ANNA WERNER: So, to avoid that, documents show state officials simply raised the number to 1.7 g’s to limit the number of schools eligible, despite knowing some at-risk school buildings would not qualify.

And Harvey’s explanation for raising the number?

SCOTT HARVEY: The rationale was to ensure that we were taking care of the worst of the worst, starting at a point where we would not exhaust the dollars available.

ANNA WERNER: So, what about the schools left potentially at risk that were shut out of funding?

Does that mean that those schools would not be equally vulnerable?

SCOTT HARVEY: No, it doesn’t mean that.

ANNA WERNER: Did they know that?

SCOTT HARVEY: You will have to ask them.

ANNA WERNER: So, we asked Pomona’s Scott Stark.



SCOTT STARK: OK. Yes, very interesting. There was nothing in the guideline that came down to us that said, oh, by the way, this was based on the fact that we have only got so much money, and so we are trying to exclude schools, if — assuming what you are telling me is true. We had no knowledge of that.

ANNA WERNER: It is something the legislation sponsor didn’t know either.

ELLEN CORBETT: Hearing that information is very shocking. It sounds like they weren’t doing the best they could have been doing for our children. And that should never be the case here, ever.

ANNA WERNER: In the end, just two schools got that state funding, which leads to the real question: Are California schools safe for children when that next big earthquake comes?

There, even acting Director Harvey admits:
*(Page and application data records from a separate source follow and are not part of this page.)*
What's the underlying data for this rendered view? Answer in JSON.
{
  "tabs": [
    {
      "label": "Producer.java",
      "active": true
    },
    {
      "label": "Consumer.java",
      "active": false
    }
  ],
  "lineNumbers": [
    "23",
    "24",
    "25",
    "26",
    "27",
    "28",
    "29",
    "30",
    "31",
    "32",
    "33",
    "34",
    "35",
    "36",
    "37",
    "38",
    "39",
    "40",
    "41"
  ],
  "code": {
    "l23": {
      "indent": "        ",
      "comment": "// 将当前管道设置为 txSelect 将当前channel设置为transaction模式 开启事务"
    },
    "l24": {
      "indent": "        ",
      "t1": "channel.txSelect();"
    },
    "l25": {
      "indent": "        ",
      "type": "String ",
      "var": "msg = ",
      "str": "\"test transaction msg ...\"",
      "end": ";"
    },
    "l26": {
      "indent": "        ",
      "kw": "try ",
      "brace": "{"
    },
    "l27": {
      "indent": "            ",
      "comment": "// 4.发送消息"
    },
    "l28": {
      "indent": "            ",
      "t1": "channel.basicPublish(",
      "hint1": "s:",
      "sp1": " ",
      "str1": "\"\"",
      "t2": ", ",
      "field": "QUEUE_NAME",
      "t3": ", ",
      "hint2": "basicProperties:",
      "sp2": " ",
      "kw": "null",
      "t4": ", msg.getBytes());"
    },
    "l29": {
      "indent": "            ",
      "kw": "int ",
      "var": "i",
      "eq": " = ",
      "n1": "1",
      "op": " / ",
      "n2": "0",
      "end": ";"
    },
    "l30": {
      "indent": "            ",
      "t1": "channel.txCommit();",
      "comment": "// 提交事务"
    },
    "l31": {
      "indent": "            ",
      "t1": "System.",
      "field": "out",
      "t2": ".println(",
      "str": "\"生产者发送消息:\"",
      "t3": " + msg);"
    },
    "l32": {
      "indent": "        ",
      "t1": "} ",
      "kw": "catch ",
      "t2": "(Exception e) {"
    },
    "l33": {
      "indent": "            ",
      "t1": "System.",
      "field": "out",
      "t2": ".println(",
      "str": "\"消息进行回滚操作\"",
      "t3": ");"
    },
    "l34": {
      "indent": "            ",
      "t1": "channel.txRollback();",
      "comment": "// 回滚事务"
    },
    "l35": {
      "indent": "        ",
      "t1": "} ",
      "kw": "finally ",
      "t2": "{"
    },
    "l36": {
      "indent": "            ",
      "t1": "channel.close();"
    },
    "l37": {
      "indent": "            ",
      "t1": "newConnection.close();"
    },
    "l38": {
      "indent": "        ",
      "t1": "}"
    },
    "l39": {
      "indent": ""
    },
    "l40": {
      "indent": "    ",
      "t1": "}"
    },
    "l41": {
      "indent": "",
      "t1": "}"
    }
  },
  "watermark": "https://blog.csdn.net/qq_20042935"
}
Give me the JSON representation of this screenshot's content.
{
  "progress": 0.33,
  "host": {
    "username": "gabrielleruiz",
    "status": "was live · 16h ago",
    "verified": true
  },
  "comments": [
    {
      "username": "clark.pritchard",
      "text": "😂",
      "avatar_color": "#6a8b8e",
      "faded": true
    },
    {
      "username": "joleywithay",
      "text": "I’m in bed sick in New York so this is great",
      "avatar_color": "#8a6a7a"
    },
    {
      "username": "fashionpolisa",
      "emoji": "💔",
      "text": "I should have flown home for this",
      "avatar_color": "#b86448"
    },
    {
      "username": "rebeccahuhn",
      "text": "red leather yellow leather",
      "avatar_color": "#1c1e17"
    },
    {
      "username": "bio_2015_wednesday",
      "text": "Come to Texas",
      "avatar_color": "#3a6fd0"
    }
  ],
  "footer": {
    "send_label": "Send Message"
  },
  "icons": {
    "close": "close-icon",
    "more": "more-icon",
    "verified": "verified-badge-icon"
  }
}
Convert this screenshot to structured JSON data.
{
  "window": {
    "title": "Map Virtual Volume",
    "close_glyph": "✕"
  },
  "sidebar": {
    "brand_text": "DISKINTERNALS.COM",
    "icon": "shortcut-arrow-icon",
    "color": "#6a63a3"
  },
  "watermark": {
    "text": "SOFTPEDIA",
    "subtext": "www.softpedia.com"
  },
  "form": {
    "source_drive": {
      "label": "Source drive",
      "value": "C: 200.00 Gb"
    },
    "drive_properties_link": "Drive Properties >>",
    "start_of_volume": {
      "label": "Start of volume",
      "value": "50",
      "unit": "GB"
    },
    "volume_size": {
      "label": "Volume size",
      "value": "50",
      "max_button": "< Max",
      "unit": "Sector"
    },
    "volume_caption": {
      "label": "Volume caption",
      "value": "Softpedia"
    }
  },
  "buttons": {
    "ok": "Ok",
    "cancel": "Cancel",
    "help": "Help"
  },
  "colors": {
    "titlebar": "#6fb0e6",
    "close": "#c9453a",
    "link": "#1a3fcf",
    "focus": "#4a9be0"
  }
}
SCOTT HARVEY: I don’t really know. I’m hopeful that we have done the best we can to insurance that kids are safe in their schools.

Back in Pescadero, that is not a comforting answer.

MAN: They just don’t know. They honestly don’t know. And that is the scariest thing.

JUDY WOODRUFF: That report was based on research done by California Watch, affiliated with the Center on Investigative Reporting. There’s a link to more of their reporting on our website.